▶ _Component data from apps and pages_
━━━━━━━━━━━━━━━━

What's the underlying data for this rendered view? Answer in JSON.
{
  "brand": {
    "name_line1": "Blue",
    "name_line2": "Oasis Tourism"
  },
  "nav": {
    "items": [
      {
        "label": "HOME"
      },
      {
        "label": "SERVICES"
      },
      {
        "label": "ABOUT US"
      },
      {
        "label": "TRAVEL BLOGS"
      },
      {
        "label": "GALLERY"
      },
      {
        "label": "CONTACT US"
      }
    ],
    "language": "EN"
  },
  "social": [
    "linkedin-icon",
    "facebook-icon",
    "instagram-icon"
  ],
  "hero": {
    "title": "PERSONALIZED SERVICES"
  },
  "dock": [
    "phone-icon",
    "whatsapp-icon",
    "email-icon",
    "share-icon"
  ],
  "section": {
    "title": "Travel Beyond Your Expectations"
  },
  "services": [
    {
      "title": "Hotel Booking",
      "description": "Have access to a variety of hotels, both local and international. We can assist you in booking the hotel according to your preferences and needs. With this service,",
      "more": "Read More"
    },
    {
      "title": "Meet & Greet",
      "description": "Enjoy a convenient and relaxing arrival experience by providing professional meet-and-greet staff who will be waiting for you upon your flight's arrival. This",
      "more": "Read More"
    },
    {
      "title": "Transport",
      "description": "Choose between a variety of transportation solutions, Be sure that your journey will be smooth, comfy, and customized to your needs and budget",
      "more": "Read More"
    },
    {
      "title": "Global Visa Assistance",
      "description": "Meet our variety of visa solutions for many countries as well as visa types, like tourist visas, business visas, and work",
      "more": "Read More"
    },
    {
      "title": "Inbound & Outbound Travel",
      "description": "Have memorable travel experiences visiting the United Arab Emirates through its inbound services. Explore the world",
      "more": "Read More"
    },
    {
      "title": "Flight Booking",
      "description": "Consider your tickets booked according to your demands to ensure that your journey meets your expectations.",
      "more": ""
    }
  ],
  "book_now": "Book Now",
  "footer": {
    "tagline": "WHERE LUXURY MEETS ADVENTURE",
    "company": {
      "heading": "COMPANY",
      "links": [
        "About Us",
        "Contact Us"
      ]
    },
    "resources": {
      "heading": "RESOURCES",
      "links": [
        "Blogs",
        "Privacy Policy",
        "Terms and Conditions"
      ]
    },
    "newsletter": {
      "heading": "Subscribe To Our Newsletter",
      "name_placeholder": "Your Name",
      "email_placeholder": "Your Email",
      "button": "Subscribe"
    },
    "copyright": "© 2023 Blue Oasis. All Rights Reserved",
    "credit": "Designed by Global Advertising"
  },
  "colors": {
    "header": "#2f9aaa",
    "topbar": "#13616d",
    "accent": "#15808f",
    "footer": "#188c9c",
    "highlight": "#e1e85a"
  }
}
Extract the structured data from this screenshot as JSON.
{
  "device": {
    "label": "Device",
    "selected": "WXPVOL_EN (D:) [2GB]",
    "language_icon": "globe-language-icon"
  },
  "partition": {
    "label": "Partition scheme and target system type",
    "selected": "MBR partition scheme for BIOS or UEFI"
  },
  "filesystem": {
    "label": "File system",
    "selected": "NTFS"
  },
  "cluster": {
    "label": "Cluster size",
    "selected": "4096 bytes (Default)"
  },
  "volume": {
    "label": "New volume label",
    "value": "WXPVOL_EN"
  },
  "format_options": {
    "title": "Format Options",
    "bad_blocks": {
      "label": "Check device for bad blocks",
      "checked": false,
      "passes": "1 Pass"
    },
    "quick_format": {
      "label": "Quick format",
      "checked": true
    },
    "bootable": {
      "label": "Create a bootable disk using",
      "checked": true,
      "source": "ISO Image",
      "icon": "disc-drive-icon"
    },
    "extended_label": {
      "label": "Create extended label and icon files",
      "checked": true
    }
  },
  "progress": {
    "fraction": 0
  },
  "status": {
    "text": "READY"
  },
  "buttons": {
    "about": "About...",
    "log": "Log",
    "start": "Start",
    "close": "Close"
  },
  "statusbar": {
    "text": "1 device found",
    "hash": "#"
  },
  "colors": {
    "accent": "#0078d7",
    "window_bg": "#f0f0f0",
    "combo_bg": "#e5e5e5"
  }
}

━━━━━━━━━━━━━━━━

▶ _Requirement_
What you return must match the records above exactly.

▶ _Answer to the exercise_
What's the underlying data for this rendered view? Answer in JSON.
{
  "brand": {
    "name_line1": "Blue",
    "name_line2": "Oasis Tourism"
  },
  "nav": {
    "items": [
      {
        "label": "HOME"
      },
      {
        "label": "SERVICES"
      },
      {
        "label": "ABOUT US"
      },
      {
        "label": "TRAVEL BLOGS"
      },
      {
        "label": "GALLERY"
      },
      {
        "label": "CONTACT US"
      }
    ],
    "language": "EN"
  },
  "social": [
    "linkedin-icon",
    "facebook-icon",
    "instagram-icon"
  ],
  "hero": {
    "title": "PERSONALIZED SERVICES"
  },
  "dock": [
    "phone-icon",
    "whatsapp-icon",
    "email-icon",
    "share-icon"
  ],
  "section": {
    "title": "Travel Beyond Your Expectations"
  },
  "services": [
    {
      "title": "Hotel Booking",
      "description": "Have access to a variety of hotels, both local and international. We can assist you in booking the hotel according to your preferences and needs. With this service,",
      "more": "Read More"
    },
    {
      "title": "Meet & Greet",
      "description": "Enjoy a convenient and relaxing arrival experience by providing professional meet-and-greet staff who will be waiting for you upon your flight's arrival. This",
      "more": "Read More"
    },
    {
      "title": "Transport",
      "description": "Choose between a variety of transportation solutions, Be sure that your journey will be smooth, comfy, and customized to your needs and budget",
      "more": "Read More"
    },
    {
      "title": "Global Visa Assistance",
      "description": "Meet our variety of visa solutions for many countries as well as visa types, like tourist visas, business visas, and work",
      "more": "Read More"
    },
    {
      "title": "Inbound & Outbound Travel",
      "description": "Have memorable travel experiences visiting the United Arab Emirates through its inbound services. Explore the world",
      "more": "Read More"
    },
    {
      "title": "Flight Booking",
      "description": "Consider your tickets booked according to your demands to ensure that your journey meets your expectations.",
      "more": ""
    }
  ],
  "book_now": "Book Now",
  "footer": {
    "tagline": "WHERE LUXURY MEETS ADVENTURE",
    "company": {
      "heading": "COMPANY",
      "links": [
        "About Us",
        "Contact Us"
      ]
    },
    "resources": {
      "heading": "RESOURCES",
      "links": [
        "Blogs",
        "Privacy Policy",
        "Terms and Conditions"
      ]
    },
    "newsletter": {
      "heading": "Subscribe To Our Newsletter",
      "name_placeholder": "Your Name",
      "email_placeholder": "Your Email",
      "button": "Subscribe"
    },
    "copyright": "© 2023 Blue Oasis. All Rights Reserved",
    "credit": "Designed by Global Advertising"
  },
  "colors": {
    "header": "#2f9aaa",
    "topbar": "#13616d",
    "accent": "#15808f",
    "footer": "#188c9c",
    "highlight": "#e1e85a"
  }
}
Extract the structured data from this screenshot as JSON.
{
  "device": {
    "label": "Device",
    "selected": "WXPVOL_EN (D:) [2GB]",
    "language_icon": "globe-language-icon"
  },
  "partition": {
    "label": "Partition scheme and target system type",
    "selected": "MBR partition scheme for BIOS or UEFI"
  },
  "filesystem": {
    "label": "File system",
    "selected": "NTFS"
  },
  "cluster": {
    "label": "Cluster size",
    "selected": "4096 bytes (Default)"
  },
  "volume": {
    "label": "New volume label",
    "value": "WXPVOL_EN"
  },
  "format_options": {
    "title": "Format Options",
    "bad_blocks": {
      "label": "Check device for bad blocks",
      "checked": false,
      "passes": "1 Pass"
    },
    "quick_format": {
      "label": "Quick format",
      "checked": true
    },
    "bootable": {
      "label": "Create a bootable disk using",
      "checked": true,
      "source": "ISO Image",
      "icon": "disc-drive-icon"
    },
    "extended_label": {
      "label": "Create extended label and icon files",
      "checked": true
    }
  },
  "progress": {
    "fraction": 0
  },
  "status": {
    "text": "READY"
  },
  "buttons": {
    "about": "About...",
    "log": "Log",
    "start": "Start",
    "close": "Close"
  },
  "statusbar": {
    "text": "1 device found",
    "hash": "#"
  },
  "colors": {
    "accent": "#0078d7",
    "window_bg": "#f0f0f0",
    "combo_bg": "#e5e5e5"
  }
}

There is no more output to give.